  81. 81. Leeb BF, Andel J, Sautner T, Nothnagl T, Rintelen B. The DAS28 in rheumatoid arthritis and fibromyalgia patients. Rheumatology. 2004;43(12):1504-1507
  82. 82. Kristensen LE, Bliddal H, Christensen R, et al. Is swollen to tender joint count ratio a new and useful clinical marker for biologic drug response in rheumatoid arthritis? Results from a Swedish cohort. Arthritis Care Research. 2014;66:173-179. In this large study, 2507 RA patients individuals were assigned to three categories determined by the ratio of swollen-to-tender joints (STR): low (<0.5); moderate (0.5 ≤ STR ≥ 1.0); and high (>1.0) (39). The percentage of ACR 50 response to initial anti-tumor necrosis-alpha therapy was evaluated among the three categories.
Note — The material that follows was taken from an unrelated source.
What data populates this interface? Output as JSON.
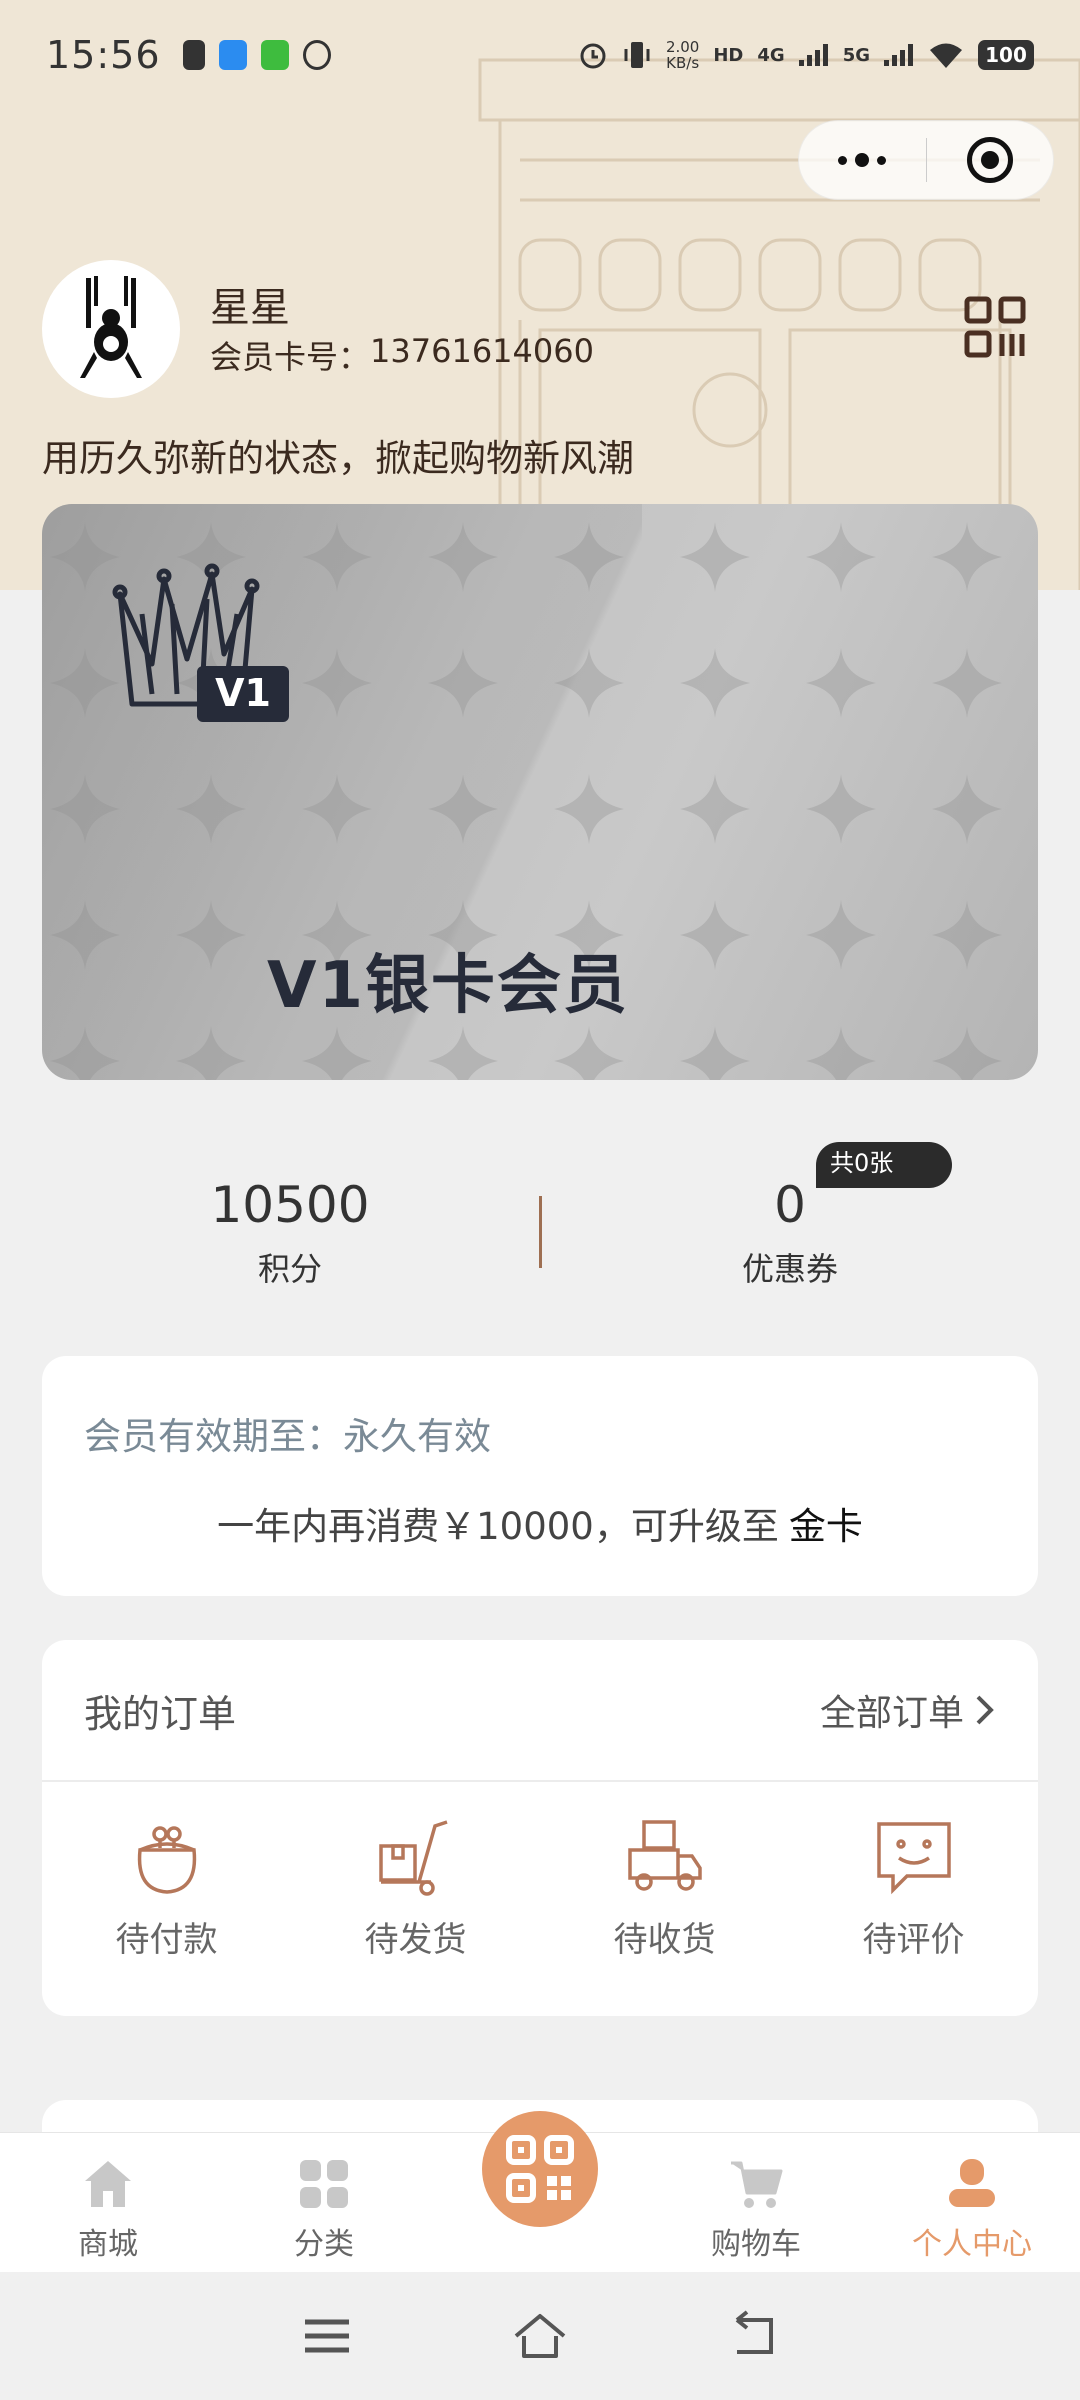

Patients with moderate and high STR experienced significantly higher absolute responses than low STR patients. One interpretation of these findings posited that RA patients with low STR (higher TJCs than SJCs) have milder objective biological RA disease activity, therefore less absolute numerical inflammation and so will appear to respond less well to “anti-inflammatory” treatment
  83. 83. Wolfe F, Clauw DJ, FitzCharles MA, Goldenberg DL, Katz RS, Mease P, et al. The American College of Rheumatology preliminary diagnostic criteria for fibromyalgia and measurement of symptom severity. Arthritis Care Research (Hoboken). 2010;62:600-610
  84. 84. Wolfe F, Michaud K, Busch RE, et al. Polysymptomatic distress in patients with rheumatoid arthritis: Understanding disproportionate response and its spectrum. Arthritis Care Research. 2014;66:1465-1471. In a very important paper, Wolfe and coworkers analyzed 300 RA patients prior to therapy using the PSD scale. Among those RA patients, 123 (41%) had widespread pain and 61 (20.3%) met 2010 Preliminary Criteria for FMS. As the PSD score increased, all variables; CDAI, and individual composite measures, as well as pain, Health Assessment Questionnaire-II (HAQ-II), and the Patient Activity Scale-II (PAS-II) also increased. This increase was most pronounced in the more “subjective” measures including pain, TJC, PtGA, HAQ-II and PAS-II. Even “objective” variables, including PhGA and the SJC were increased, but less dramatically. Alternatively, low PSD scores were associated with discordantly lower values. The authors concluded that, “These findings indicate that DAS model composite index disease activity measures have low precision.” The authors further opined that, “These data suggest a certain futility in using a single composite measure to evaluate RA illness. Inflammation and joint damage are just that; they are not pain or suffering or tender joints

Written By

William S. Wilke

Submitted: July 14th, 2017 Reviewed: December 14th, 2017 Published: March 14th, 2018